Extracted records
+++

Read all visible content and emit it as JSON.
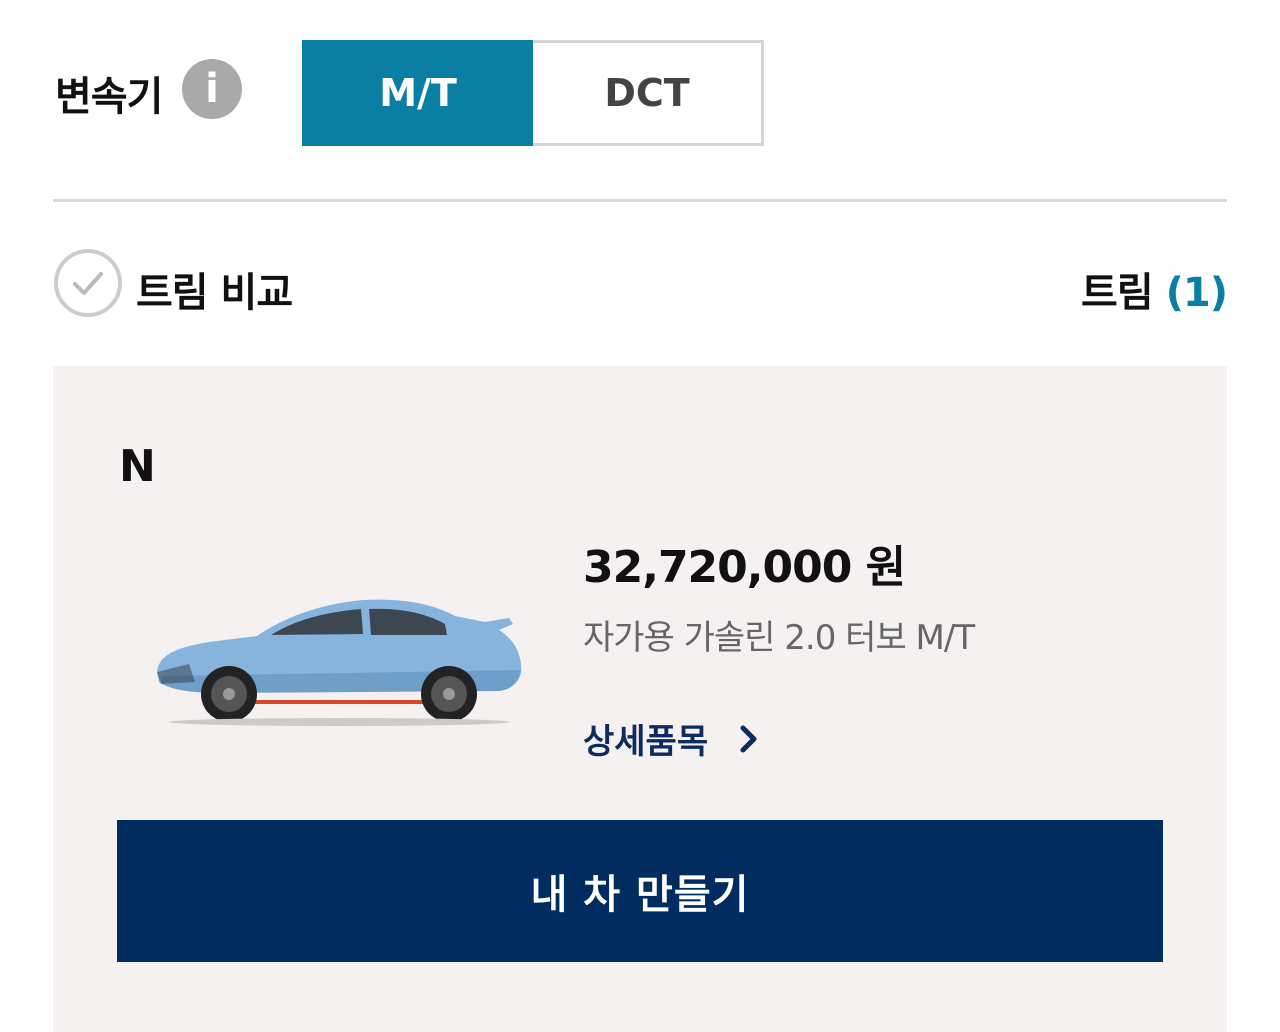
{
  "transmission": {
    "label": "변속기",
    "options": [
      {
        "label": "M/T",
        "selected": true
      },
      {
        "label": "DCT",
        "selected": false
      }
    ]
  },
  "trim_header": {
    "compare_label": "트림 비교",
    "trim_label": "트림",
    "trim_count": "(1)"
  },
  "trim_card": {
    "name": "N",
    "price": "32,720,000 원",
    "spec": "자가용 가솔린 2.0 터보 M/T",
    "detail_link": "상세품목",
    "build_button": "내 차 만들기"
  },
  "colors": {
    "accent": "#0b7fa3",
    "primary_button": "#002c5f",
    "card_background": "#f5f1f1"
  }
}
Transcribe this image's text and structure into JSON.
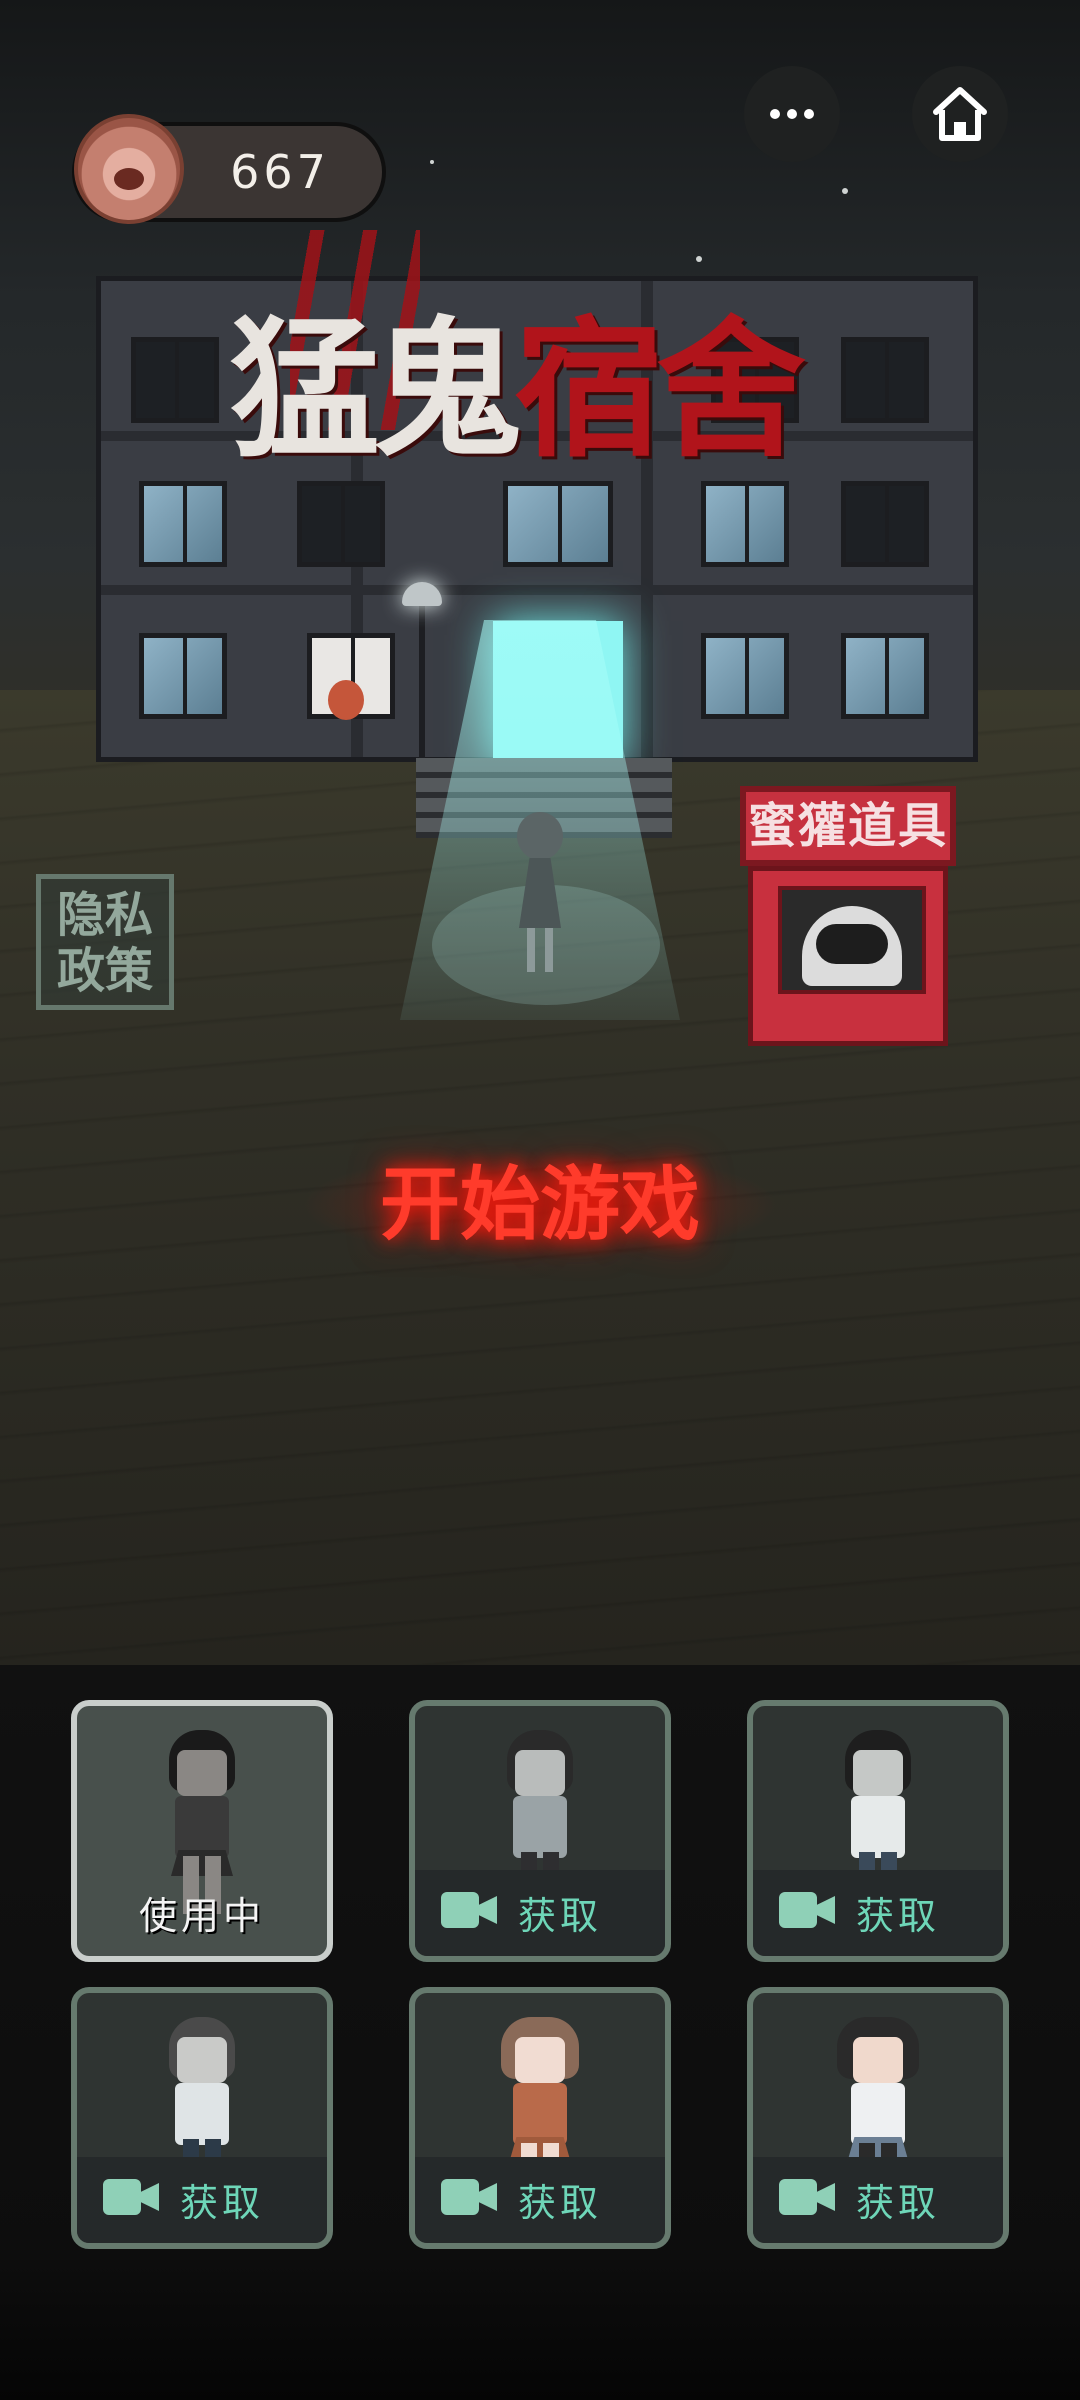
{
  "topbar": {
    "coin_count": "667",
    "more_icon": "more-dots-icon",
    "home_icon": "home-icon"
  },
  "title": {
    "part1": "猛鬼",
    "part2": "宿舍"
  },
  "shop": {
    "sign": "蜜獾道具"
  },
  "privacy": {
    "line1": "隐私",
    "line2": "政策"
  },
  "start_button": "开始游戏",
  "characters": [
    {
      "label": "使用中",
      "state": "in-use"
    },
    {
      "label": "获取",
      "state": "locked",
      "icon": "video-camera-icon"
    },
    {
      "label": "获取",
      "state": "locked",
      "icon": "video-camera-icon"
    },
    {
      "label": "获取",
      "state": "locked",
      "icon": "video-camera-icon"
    },
    {
      "label": "获取",
      "state": "locked",
      "icon": "video-camera-icon"
    },
    {
      "label": "获取",
      "state": "locked",
      "icon": "video-camera-icon"
    }
  ],
  "colors": {
    "start_glow": "#ff3b2b",
    "card_border": "#667a6e",
    "card_active_border": "#c9cecb",
    "get_label": "#6ed6b8",
    "shop_red": "#c6313f"
  }
}
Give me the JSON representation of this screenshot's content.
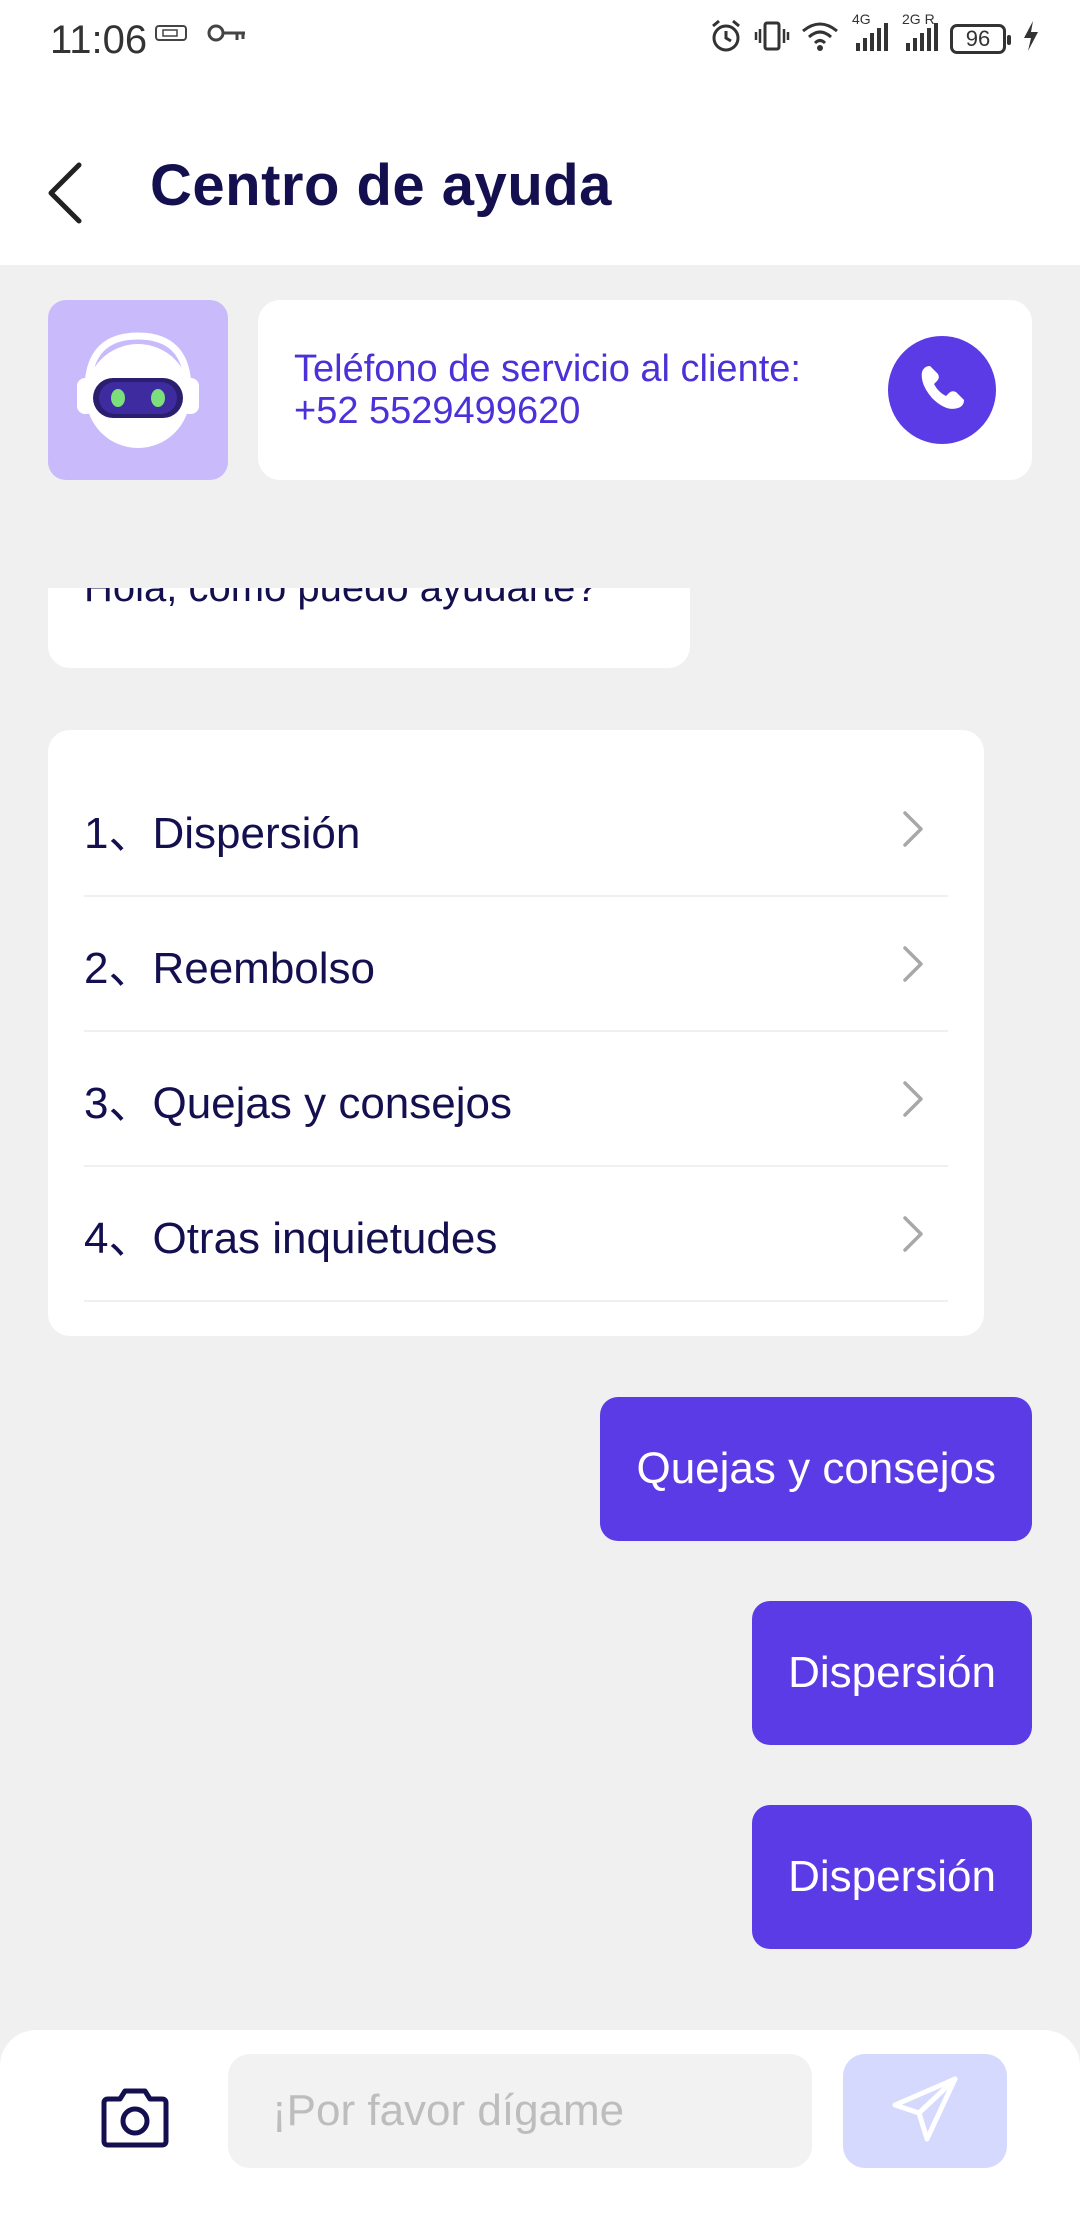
{
  "status_bar": {
    "time": "11:06",
    "battery": "96",
    "network_1": "4G",
    "network_2": "2G R"
  },
  "header": {
    "title": "Centro de ayuda"
  },
  "service": {
    "label": "Teléfono de servicio al cliente:",
    "phone": "+52 5529499620"
  },
  "greeting": {
    "text": "Hola, cómo puedo ayudarte?"
  },
  "menu": {
    "items": [
      {
        "label": "1、Dispersión"
      },
      {
        "label": "2、Reembolso"
      },
      {
        "label": "3、Quejas y consejos"
      },
      {
        "label": "4、Otras inquietudes"
      }
    ]
  },
  "messages": [
    {
      "text": "Quejas y consejos"
    },
    {
      "text": "Dispersión"
    },
    {
      "text": "Dispersión"
    }
  ],
  "composer": {
    "placeholder": "¡Por favor dígame"
  },
  "colors": {
    "accent": "#5B3BE6",
    "title": "#14104F",
    "avatar_bg": "#C9BBFB",
    "send_disabled": "#D5D9FD"
  },
  "icons": {
    "back": "chevron-left-icon",
    "call": "phone-icon",
    "camera": "camera-icon",
    "send": "paper-plane-icon",
    "menu_arrow": "chevron-right-icon"
  }
}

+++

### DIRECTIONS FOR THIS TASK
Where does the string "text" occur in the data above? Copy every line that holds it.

### TASK ANSWER
Transcribe this image's text and structure into JSON.
    "text": "Hola, cómo puedo ayudarte?"
      "text": "Quejas y consejos"
      "text": "Dispersión"
      "text": "Dispersión"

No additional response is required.